Interface dataset entries:
☆ ☆ ☆
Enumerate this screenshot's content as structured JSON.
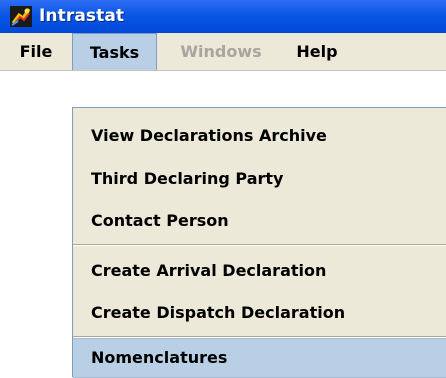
{
  "window": {
    "title": "Intrastat",
    "icon": "intrastat-app-icon"
  },
  "menubar": {
    "items": [
      {
        "label": "File",
        "state": "normal"
      },
      {
        "label": "Tasks",
        "state": "open"
      },
      {
        "label": "Windows",
        "state": "disabled"
      },
      {
        "label": "Help",
        "state": "normal"
      }
    ]
  },
  "tasks_menu": {
    "items": [
      {
        "label": "View Declarations Archive"
      },
      {
        "label": "Third Declaring Party"
      },
      {
        "label": "Contact Person"
      },
      {
        "label": "Create Arrival Declaration"
      },
      {
        "label": "Create Dispatch Declaration"
      },
      {
        "label": "Nomenclatures",
        "highlighted": true
      }
    ]
  },
  "colors": {
    "titlebar": "#0a57e4",
    "menubar": "#ece9d8",
    "selection": "#b8cfe5",
    "disabled_text": "#a7a6a0"
  }
}
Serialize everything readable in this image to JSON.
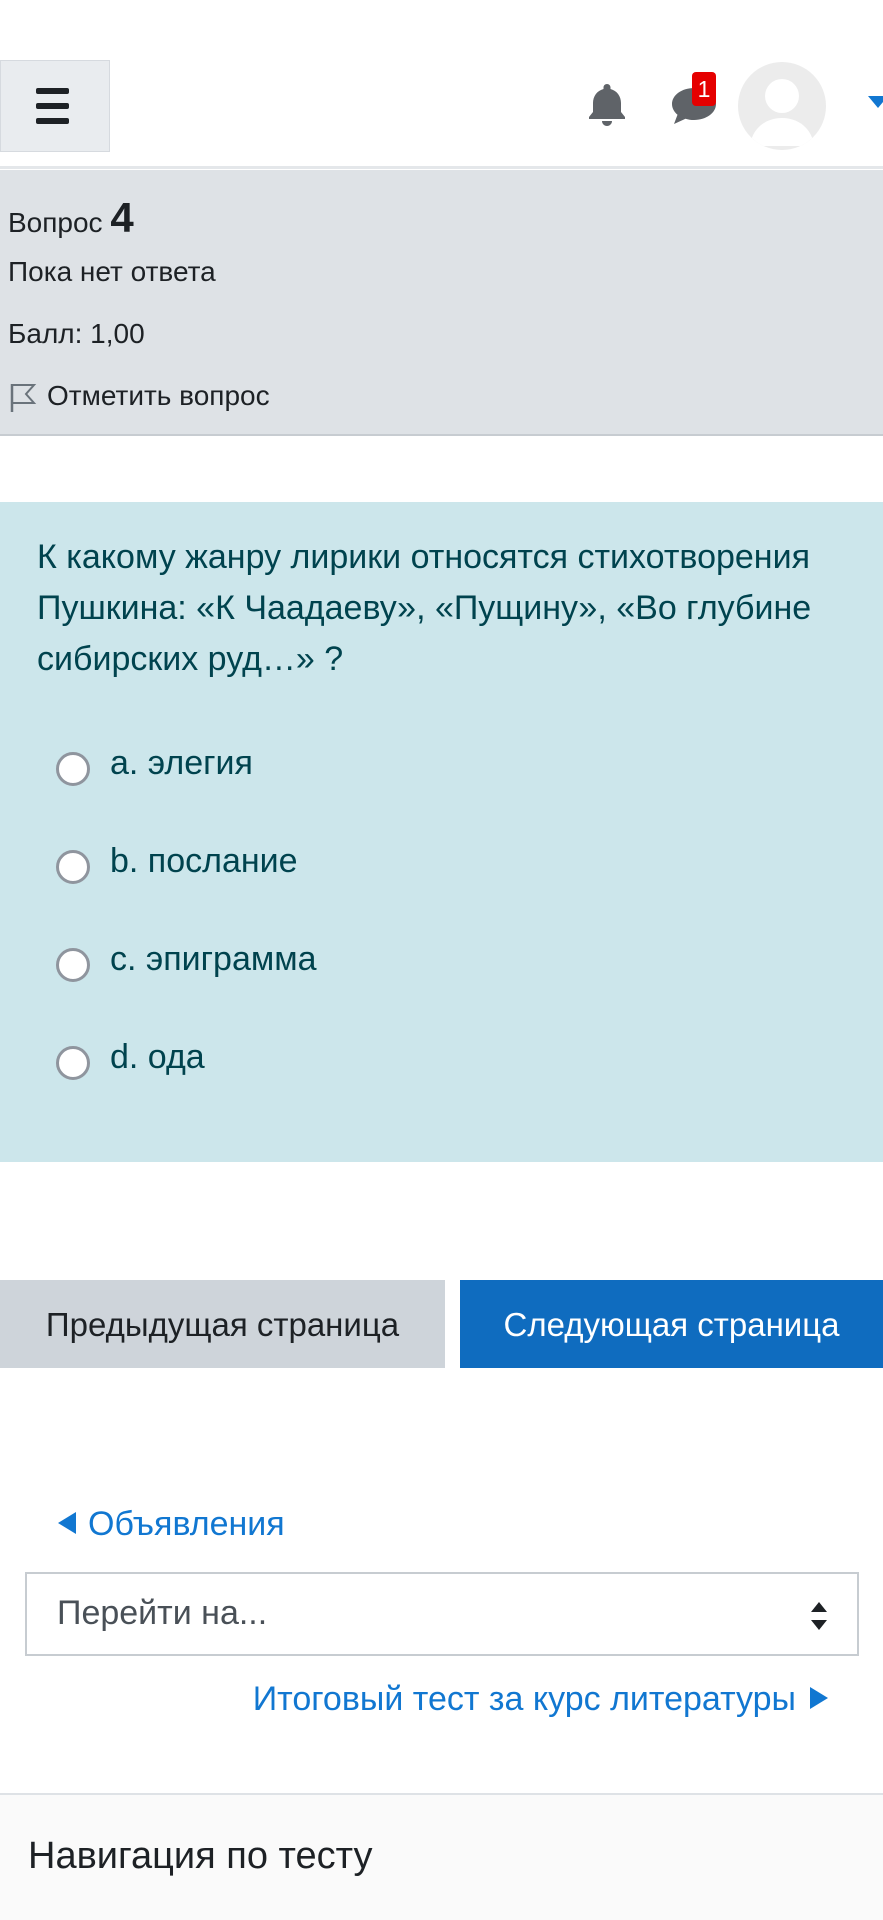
{
  "header": {
    "menu_icon": "hamburger-icon",
    "bell_icon": "bell-icon",
    "chat_icon": "chat-bubbles-icon",
    "message_count": "1",
    "avatar_icon": "user-avatar-icon",
    "dropdown_icon": "caret-down-icon"
  },
  "question_info": {
    "label": "Вопрос",
    "number": "4",
    "state": "Пока нет ответа",
    "grade": "Балл: 1,00",
    "flag_label": "Отметить вопрос",
    "flag_icon": "flag-icon"
  },
  "question": {
    "text": "К какому жанру лирики относятся стихотворения Пушкина: «К Чаадаеву», «Пущину», «Во глубине сибирских руд…» ?",
    "options": [
      {
        "label": "a. элегия",
        "selected": false
      },
      {
        "label": "b. послание",
        "selected": false
      },
      {
        "label": "c. эпиграмма",
        "selected": false
      },
      {
        "label": "d. ода",
        "selected": false
      }
    ]
  },
  "navigation": {
    "prev_button": "Предыдущая страница",
    "next_button": "Следующая страница"
  },
  "activity_nav": {
    "prev_activity": "Объявления",
    "jump_placeholder": "Перейти на...",
    "next_activity": "Итоговый тест за курс литературы"
  },
  "quiz_nav": {
    "title": "Навигация по тесту"
  },
  "colors": {
    "accent": "#0f6cbf",
    "link": "#1177d1",
    "question_bg": "#cce6eb",
    "info_bg": "#dee2e6",
    "badge": "#e50000"
  }
}
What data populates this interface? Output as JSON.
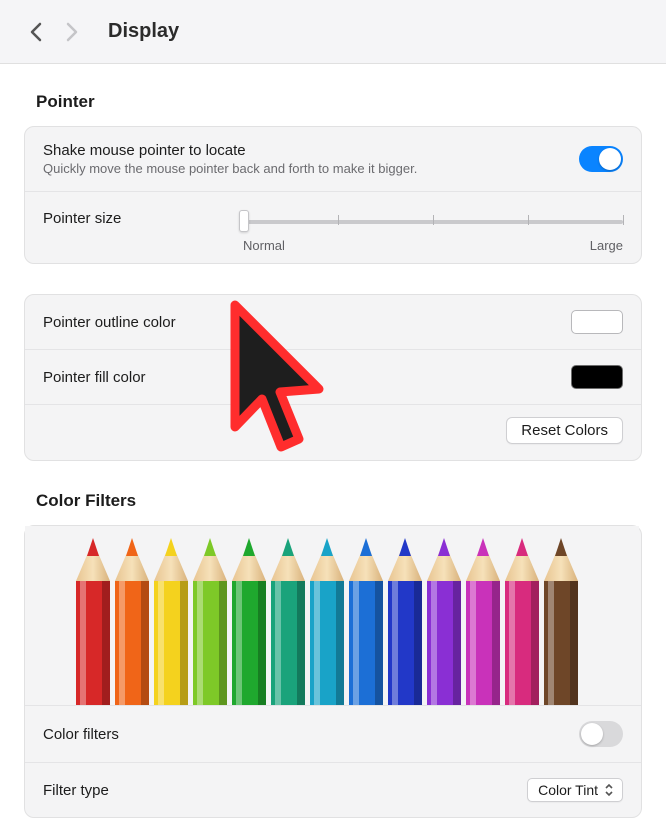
{
  "header": {
    "title": "Display"
  },
  "pointer_section": {
    "title": "Pointer",
    "shake": {
      "label": "Shake mouse pointer to locate",
      "sub": "Quickly move the mouse pointer back and forth to make it bigger.",
      "enabled": true
    },
    "size": {
      "label": "Pointer size",
      "minLabel": "Normal",
      "maxLabel": "Large",
      "value": 0,
      "ticks": 5
    },
    "outline": {
      "label": "Pointer outline color",
      "value": "#ffffff"
    },
    "fill": {
      "label": "Pointer fill color",
      "value": "#000000"
    },
    "reset_label": "Reset Colors"
  },
  "color_filters_section": {
    "title": "Color Filters",
    "toggle": {
      "label": "Color filters",
      "enabled": false
    },
    "filter_type": {
      "label": "Filter type",
      "value": "Color Tint"
    },
    "pencil_colors": [
      "#d72828",
      "#f06518",
      "#f4d21e",
      "#7ec928",
      "#1fa82e",
      "#1aa37b",
      "#19a3c8",
      "#1c6fd6",
      "#2238c8",
      "#8a2fd4",
      "#c932ba",
      "#d82b7e",
      "#6e4628"
    ]
  },
  "cursor": {
    "fill": "#1e1e1e",
    "outline": "#ff2d2d"
  }
}
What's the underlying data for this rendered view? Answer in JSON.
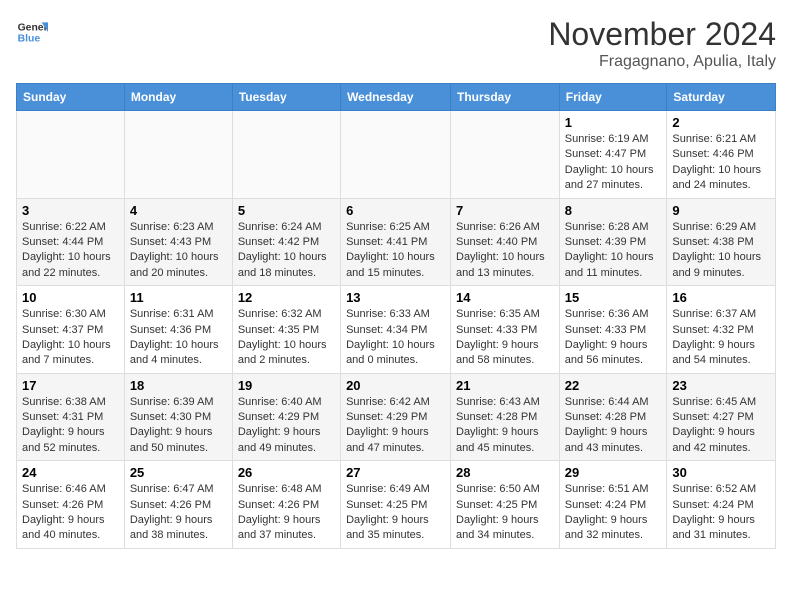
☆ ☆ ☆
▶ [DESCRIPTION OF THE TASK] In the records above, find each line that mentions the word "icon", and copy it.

▶ [EXERCISE ANSWER]
    "icon": "intrastat-app-icon"
    "menu_icon": "hamburger-icon",
    "bell_icon": "bell-icon",
    "chat_icon": "chat-bubbles-icon",
    "avatar_icon": "user-avatar-icon",
    "dropdown_icon": "caret-down-icon"
    "flag_icon": "flag-icon"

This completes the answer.